§ Exercise prompt: The data below must be repeated exactly. Leave nothing out.

---

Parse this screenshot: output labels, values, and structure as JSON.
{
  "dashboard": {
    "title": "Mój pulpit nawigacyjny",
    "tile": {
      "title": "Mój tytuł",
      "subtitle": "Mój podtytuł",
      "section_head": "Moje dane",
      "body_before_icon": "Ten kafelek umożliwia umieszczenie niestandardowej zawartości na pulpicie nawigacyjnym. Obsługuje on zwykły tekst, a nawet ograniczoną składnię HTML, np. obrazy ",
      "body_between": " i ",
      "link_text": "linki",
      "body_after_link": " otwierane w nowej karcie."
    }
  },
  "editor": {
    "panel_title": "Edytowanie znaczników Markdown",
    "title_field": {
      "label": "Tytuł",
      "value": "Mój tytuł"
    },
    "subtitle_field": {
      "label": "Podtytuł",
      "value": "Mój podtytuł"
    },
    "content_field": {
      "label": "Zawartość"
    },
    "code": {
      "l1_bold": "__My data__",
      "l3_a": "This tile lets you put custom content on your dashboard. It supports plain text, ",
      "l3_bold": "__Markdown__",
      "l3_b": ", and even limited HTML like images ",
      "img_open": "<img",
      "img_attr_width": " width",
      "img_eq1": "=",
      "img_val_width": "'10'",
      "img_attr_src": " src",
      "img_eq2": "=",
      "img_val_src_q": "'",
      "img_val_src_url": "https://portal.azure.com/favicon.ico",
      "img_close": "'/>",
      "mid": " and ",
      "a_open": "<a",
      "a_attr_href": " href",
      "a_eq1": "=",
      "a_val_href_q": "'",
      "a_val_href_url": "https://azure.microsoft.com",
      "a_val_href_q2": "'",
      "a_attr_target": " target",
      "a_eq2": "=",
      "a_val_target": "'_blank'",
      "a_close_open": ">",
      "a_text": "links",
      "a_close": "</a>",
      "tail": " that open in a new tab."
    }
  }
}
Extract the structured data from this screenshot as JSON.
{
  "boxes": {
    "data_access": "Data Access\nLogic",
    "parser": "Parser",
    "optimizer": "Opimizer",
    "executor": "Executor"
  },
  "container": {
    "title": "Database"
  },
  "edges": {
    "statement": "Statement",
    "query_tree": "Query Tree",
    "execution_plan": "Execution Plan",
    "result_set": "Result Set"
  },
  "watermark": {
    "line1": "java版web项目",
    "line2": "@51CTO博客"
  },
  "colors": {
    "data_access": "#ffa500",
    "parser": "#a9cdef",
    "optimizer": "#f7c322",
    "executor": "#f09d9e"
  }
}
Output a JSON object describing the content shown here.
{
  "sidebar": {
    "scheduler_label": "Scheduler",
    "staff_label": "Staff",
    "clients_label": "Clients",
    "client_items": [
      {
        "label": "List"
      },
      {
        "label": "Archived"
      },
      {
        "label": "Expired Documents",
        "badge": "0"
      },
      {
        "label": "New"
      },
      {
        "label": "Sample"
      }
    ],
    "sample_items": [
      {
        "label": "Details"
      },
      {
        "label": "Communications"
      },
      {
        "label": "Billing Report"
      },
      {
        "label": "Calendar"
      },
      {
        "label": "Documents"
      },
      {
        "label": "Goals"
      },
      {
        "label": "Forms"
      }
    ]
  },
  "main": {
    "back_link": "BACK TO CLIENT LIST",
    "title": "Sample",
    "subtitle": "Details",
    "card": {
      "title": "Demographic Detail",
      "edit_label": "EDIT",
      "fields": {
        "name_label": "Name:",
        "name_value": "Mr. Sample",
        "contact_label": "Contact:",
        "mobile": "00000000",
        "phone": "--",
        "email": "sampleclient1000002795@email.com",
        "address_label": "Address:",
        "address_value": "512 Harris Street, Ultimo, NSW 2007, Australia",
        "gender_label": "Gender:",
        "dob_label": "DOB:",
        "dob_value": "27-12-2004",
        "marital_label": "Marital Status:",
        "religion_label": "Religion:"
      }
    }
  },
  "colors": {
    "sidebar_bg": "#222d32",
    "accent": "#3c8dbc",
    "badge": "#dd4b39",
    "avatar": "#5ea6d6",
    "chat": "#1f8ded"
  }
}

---

§ Expected answer:
Parse this screenshot: output labels, values, and structure as JSON.
{
  "dashboard": {
    "title": "Mój pulpit nawigacyjny",
    "tile": {
      "title": "Mój tytuł",
      "subtitle": "Mój podtytuł",
      "section_head": "Moje dane",
      "body_before_icon": "Ten kafelek umożliwia umieszczenie niestandardowej zawartości na pulpicie nawigacyjnym. Obsługuje on zwykły tekst, a nawet ograniczoną składnię HTML, np. obrazy ",
      "body_between": " i ",
      "link_text": "linki",
      "body_after_link": " otwierane w nowej karcie."
    }
  },
  "editor": {
    "panel_title": "Edytowanie znaczników Markdown",
    "title_field": {
      "label": "Tytuł",
      "value": "Mój tytuł"
    },
    "subtitle_field": {
      "label": "Podtytuł",
      "value": "Mój podtytuł"
    },
    "content_field": {
      "label": "Zawartość"
    },
    "code": {
      "l1_bold": "__My data__",
      "l3_a": "This tile lets you put custom content on your dashboard. It supports plain text, ",
      "l3_bold": "__Markdown__",
      "l3_b": ", and even limited HTML like images ",
      "img_open": "<img",
      "img_attr_width": " width",
      "img_eq1": "=",
      "img_val_width": "'10'",
      "img_attr_src": " src",
      "img_eq2": "=",
      "img_val_src_q": "'",
      "img_val_src_url": "https://portal.azure.com/favicon.ico",
      "img_close": "'/>",
      "mid": " and ",
      "a_open": "<a",
      "a_attr_href": " href",
      "a_eq1": "=",
      "a_val_href_q": "'",
      "a_val_href_url": "https://azure.microsoft.com",
      "a_val_href_q2": "'",
      "a_attr_target": " target",
      "a_eq2": "=",
      "a_val_target": "'_blank'",
      "a_close_open": ">",
      "a_text": "links",
      "a_close": "</a>",
      "tail": " that open in a new tab."
    }
  }
}
Extract the structured data from this screenshot as JSON.
{
  "boxes": {
    "data_access": "Data Access\nLogic",
    "parser": "Parser",
    "optimizer": "Opimizer",
    "executor": "Executor"
  },
  "container": {
    "title": "Database"
  },
  "edges": {
    "statement": "Statement",
    "query_tree": "Query Tree",
    "execution_plan": "Execution Plan",
    "result_set": "Result Set"
  },
  "watermark": {
    "line1": "java版web项目",
    "line2": "@51CTO博客"
  },
  "colors": {
    "data_access": "#ffa500",
    "parser": "#a9cdef",
    "optimizer": "#f7c322",
    "executor": "#f09d9e"
  }
}
Output a JSON object describing the content shown here.
{
  "sidebar": {
    "scheduler_label": "Scheduler",
    "staff_label": "Staff",
    "clients_label": "Clients",
    "client_items": [
      {
        "label": "List"
      },
      {
        "label": "Archived"
      },
      {
        "label": "Expired Documents",
        "badge": "0"
      },
      {
        "label": "New"
      },
      {
        "label": "Sample"
      }
    ],
    "sample_items": [
      {
        "label": "Details"
      },
      {
        "label": "Communications"
      },
      {
        "label": "Billing Report"
      },
      {
        "label": "Calendar"
      },
      {
        "label": "Documents"
      },
      {
        "label": "Goals"
      },
      {
        "label": "Forms"
      }
    ]
  },
  "main": {
    "back_link": "BACK TO CLIENT LIST",
    "title": "Sample",
    "subtitle": "Details",
    "card": {
      "title": "Demographic Detail",
      "edit_label": "EDIT",
      "fields": {
        "name_label": "Name:",
        "name_value": "Mr. Sample",
        "contact_label": "Contact:",
        "mobile": "00000000",
        "phone": "--",
        "email": "sampleclient1000002795@email.com",
        "address_label": "Address:",
        "address_value": "512 Harris Street, Ultimo, NSW 2007, Australia",
        "gender_label": "Gender:",
        "dob_label": "DOB:",
        "dob_value": "27-12-2004",
        "marital_label": "Marital Status:",
        "religion_label": "Religion:"
      }
    }
  },
  "colors": {
    "sidebar_bg": "#222d32",
    "accent": "#3c8dbc",
    "badge": "#dd4b39",
    "avatar": "#5ea6d6",
    "chat": "#1f8ded"
  }
}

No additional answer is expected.